ועשו לי מקדש ושכנתי בתוכם

“Let them make a holy place for Me, and I’ll dwell among them…” [1]

“And thei schulen make a seyntuarie to me, and Y schal dwelle in the myddis of hem…” [2]

The “Mishkan” was the portable “sanctuary” or “tabernacle” that the B’nai Yisrael — the Israelites — carried with them while wandering in the wilderness for 40 years. After they’d entered the land, it remained the central place of worship until the building of the First Temple.

“Make a holy place” — can people make a place “holy?” Not really. Only G-d is “holy.”  However, removing from a place anything that would mar the expression of G-d’s holiness, we can allow the actual Divine Holiness to become palpable there.

The literal details — the “p’shat” — of the Mishkan are of central importance. A person who understands the Mishkan will better understand both the synagogue and Jewish observance itself.

But each of us is a “mishkan,” too.

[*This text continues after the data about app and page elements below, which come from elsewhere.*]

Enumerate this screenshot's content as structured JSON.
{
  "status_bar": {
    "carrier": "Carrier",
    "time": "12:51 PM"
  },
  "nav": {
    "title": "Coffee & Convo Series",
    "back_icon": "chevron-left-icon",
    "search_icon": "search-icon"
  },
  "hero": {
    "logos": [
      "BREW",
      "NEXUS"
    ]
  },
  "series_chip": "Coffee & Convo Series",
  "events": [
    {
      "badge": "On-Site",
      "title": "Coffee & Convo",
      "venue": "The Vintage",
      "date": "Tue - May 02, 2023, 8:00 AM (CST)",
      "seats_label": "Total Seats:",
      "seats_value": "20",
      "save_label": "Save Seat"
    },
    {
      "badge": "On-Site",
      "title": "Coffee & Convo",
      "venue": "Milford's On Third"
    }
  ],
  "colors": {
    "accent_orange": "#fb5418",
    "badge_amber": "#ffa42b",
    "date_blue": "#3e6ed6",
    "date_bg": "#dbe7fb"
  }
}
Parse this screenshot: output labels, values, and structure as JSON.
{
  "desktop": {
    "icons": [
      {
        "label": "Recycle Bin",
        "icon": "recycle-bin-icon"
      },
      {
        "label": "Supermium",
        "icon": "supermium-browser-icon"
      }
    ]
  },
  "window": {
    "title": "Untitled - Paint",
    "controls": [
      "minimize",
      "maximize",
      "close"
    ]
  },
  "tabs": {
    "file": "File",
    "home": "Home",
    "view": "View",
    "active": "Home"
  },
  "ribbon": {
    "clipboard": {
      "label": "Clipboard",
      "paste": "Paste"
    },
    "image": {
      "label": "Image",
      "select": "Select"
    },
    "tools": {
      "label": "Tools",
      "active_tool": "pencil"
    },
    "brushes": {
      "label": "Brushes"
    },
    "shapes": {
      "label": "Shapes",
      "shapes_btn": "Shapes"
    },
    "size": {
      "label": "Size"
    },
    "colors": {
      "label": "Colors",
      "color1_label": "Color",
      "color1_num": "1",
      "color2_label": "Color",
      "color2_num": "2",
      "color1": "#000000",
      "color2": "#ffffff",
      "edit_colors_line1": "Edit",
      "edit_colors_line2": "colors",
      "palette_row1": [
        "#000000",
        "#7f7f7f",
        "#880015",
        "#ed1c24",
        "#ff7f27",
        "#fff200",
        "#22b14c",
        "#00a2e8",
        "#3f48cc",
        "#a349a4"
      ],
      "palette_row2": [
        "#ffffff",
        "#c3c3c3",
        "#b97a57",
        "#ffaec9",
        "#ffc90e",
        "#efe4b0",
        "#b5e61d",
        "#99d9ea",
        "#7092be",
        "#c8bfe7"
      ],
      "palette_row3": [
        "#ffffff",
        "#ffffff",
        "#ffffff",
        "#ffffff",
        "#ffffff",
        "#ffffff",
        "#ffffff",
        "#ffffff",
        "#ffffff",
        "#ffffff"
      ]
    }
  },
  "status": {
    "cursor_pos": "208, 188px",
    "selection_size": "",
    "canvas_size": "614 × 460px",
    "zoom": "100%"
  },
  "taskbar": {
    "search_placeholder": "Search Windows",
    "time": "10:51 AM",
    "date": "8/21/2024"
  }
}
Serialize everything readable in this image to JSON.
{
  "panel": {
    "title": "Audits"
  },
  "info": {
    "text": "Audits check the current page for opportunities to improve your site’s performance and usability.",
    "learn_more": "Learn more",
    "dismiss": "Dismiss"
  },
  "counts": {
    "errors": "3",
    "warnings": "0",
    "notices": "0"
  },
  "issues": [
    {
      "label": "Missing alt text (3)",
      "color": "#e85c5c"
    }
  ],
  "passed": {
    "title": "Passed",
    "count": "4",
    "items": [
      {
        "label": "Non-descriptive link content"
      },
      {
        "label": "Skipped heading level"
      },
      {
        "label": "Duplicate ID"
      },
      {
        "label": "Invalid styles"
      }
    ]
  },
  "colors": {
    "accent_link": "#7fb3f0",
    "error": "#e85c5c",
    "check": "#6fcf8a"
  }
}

G-d is never separate from us. Our own innermost soul is the Peace and Bliss of G-d.

The expression of these and other Divine qualities can become obstructed by our own contrary words, acts, thoughts and feelings. Obstructed, but never erased from our essence.

Rabbi Morris Lichtenstein enumerated 5 such obstructions or “hindrances”: Worry, Fear, Grief, Envy and Anger. [3] Other Jewish teachers have systematized this in their own ways, but their intent has been the same.

For example, the rabbis’ teaching, “Whoever is in a rage is as if he [or she] worshiped idols,” [4] means precisely the same thing: G-d’s Peace in us becomes obscured to us when we excessively and inappropriately demand that we have our own way [anger can have positive value, when used appropriately and moderately].

Our work is to become masters of whatever obstructs or disturbs the Divine Calmness and Happiness that’s already ours. As we do, these and other Divine qualities will emanate in and through us, just as the Shechinah did in the Mishkan.

First, we seek to experience the good in G-d, especially through meditation and prayer, until it’s an unshakeable foundation of our thinking.

As for those things — Worry, Fear, Grief, Envy, Anger, etc. — that disturb us: we don’t ignore, deny or repress them. Instead, we admit them, face them and neutralize them by changing our thinking — with G-d’s Help, as always.

We examine our responses to things that happen to us every day, and replace those that don’t help us radiate the Peace and Happiness in us with ones that do, to the extent that we can. We leave the rest to G-d.

Make your life a Mishkan!

“Do you view every single life situation as an opportunity to grow and improve?”  [5]

________

[1] Sh’mot (Exodus) 25:8; Mishkan illustration c. 2008 by Rabbi Eli Mallon
[2] Wycliffe translation (14th c.); included purely out of my fondness for Middle English
[3] Lichtenstein, Rabbi Morris; “Hindrances”; Jewish Science and Health; pp. 183-226
[4] Rabbi Shneur Zalman of Liady; Igeret HaKodesh 25; Tanya; p. 535 [citing: Zohar I:27b, III:179a & 234b; Rambam, Hilchot De’ot II:3; Talmud — Shabbat 105b & Nedarim 22b]
[5] Pliskin, Rabbi Zelig; Gateway to Self-Knowledge; p. 459